Mojo’s owners were faced with the choice of allowing his disease process to take its course – likely resulting in progressive paralysis of his back legs and subsequent euthanasia – or to commit to a surgical intervention to try and stop the progression of disease. Mojo’s owners made the commitment to put their beloved pet through surgery to try and give him back the life he so adored!
Surgery of the spinal cord isn’t without risk as there are a multitude of vital structures in the neck, damage to any one of which could have devastating effects for the patients – something that is clear during tonight’s episode! Mojo was prepared for theatre and surgery was carried to fuse Mojo’s neck to resolve the compression of his spinal cord. Specially designed bolts were placed between the bones of his cervical spine to push them apart and reduce the compression of the cord. The bones of the spine were then fused together using a combination of plates, screws and bone marrow.
After spinal surgery it is not unusual for patients to be unable to walk for a day or two as the spinal cord recovers. Rehabilitation started immediately after Mojo’s surgery with the physiotherapy team carrying our exercises to try and improve his proprioception and muscle strength. It was to jubilation in kennels that Mojo took his first steps only 72 hours after surgery and once he was up and about there was no holding him back. Mojo recovered at an exponential rate and the proprioceptive deficits in his hind limbs rapidly improved.

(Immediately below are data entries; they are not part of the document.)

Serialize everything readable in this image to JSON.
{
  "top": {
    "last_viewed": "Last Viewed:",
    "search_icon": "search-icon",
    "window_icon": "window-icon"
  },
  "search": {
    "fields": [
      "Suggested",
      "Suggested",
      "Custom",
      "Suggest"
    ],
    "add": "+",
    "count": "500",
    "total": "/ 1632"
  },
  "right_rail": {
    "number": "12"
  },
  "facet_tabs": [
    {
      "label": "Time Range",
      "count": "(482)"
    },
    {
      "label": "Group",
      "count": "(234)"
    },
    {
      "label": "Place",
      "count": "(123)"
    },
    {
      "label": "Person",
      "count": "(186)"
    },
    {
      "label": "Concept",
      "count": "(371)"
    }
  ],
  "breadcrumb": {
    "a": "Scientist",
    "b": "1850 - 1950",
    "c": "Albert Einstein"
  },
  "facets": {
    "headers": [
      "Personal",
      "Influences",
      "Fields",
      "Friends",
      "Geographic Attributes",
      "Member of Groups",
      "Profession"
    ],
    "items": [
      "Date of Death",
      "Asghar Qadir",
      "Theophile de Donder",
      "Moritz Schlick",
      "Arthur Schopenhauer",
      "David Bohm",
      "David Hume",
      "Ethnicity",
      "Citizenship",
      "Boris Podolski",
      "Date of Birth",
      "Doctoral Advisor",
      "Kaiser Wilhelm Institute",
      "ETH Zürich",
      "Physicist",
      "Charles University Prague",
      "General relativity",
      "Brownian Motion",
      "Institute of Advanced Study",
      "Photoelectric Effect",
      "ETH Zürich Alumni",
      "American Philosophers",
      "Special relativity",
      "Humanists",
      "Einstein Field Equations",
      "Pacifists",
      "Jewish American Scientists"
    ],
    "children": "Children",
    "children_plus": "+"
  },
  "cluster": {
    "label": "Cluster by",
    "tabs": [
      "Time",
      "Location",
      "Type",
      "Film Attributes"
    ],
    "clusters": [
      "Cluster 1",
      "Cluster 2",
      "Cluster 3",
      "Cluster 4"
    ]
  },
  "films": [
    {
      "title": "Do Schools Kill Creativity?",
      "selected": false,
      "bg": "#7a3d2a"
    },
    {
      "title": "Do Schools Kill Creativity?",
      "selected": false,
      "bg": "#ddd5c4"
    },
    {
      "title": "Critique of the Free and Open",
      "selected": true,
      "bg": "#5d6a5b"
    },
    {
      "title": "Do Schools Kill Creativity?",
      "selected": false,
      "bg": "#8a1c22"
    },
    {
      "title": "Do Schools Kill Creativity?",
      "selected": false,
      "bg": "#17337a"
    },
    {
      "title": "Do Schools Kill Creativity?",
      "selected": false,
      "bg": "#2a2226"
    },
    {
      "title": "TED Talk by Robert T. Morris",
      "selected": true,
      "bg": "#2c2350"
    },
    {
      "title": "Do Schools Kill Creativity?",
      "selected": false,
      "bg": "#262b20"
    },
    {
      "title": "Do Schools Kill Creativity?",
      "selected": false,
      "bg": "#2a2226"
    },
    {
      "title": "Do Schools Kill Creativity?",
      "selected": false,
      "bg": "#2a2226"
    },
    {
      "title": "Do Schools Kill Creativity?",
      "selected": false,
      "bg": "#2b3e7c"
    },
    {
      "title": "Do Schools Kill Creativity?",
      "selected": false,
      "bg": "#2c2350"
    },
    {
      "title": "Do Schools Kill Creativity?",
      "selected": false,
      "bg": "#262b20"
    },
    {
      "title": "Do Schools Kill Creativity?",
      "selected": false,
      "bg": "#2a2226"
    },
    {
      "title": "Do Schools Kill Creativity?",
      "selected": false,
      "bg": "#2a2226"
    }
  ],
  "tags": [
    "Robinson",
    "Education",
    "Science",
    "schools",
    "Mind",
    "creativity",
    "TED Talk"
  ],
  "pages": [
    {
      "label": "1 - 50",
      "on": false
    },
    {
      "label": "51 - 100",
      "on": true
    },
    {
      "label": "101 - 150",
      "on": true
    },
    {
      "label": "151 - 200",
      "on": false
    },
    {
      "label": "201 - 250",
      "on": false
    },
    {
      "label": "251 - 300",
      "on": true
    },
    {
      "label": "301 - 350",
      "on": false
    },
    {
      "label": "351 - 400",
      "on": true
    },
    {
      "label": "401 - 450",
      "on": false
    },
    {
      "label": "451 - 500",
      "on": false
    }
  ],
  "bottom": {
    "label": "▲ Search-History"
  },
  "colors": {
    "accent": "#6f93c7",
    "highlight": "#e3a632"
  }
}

Mojo is a much loved member of his family and we understand fully the emotions owners go through when making the decision to put a family member through surgery – it is our job to hold owners hands through this journey.
In a case like Mojo’s the only way we can achieve a positive surgical outcome is through team work. The skills of a diverse care giving team comprising nurses, vets, animal care assistants, hydrotherapists and physiotherapists are all called upon to bring patients through surgeries such as spinal fusions and it is the skill and dedication of member of the team that contributes to the positive outcomes we achieve. Mojo will undergo regular check-ups throughout his life and we will keep you updated on his progress.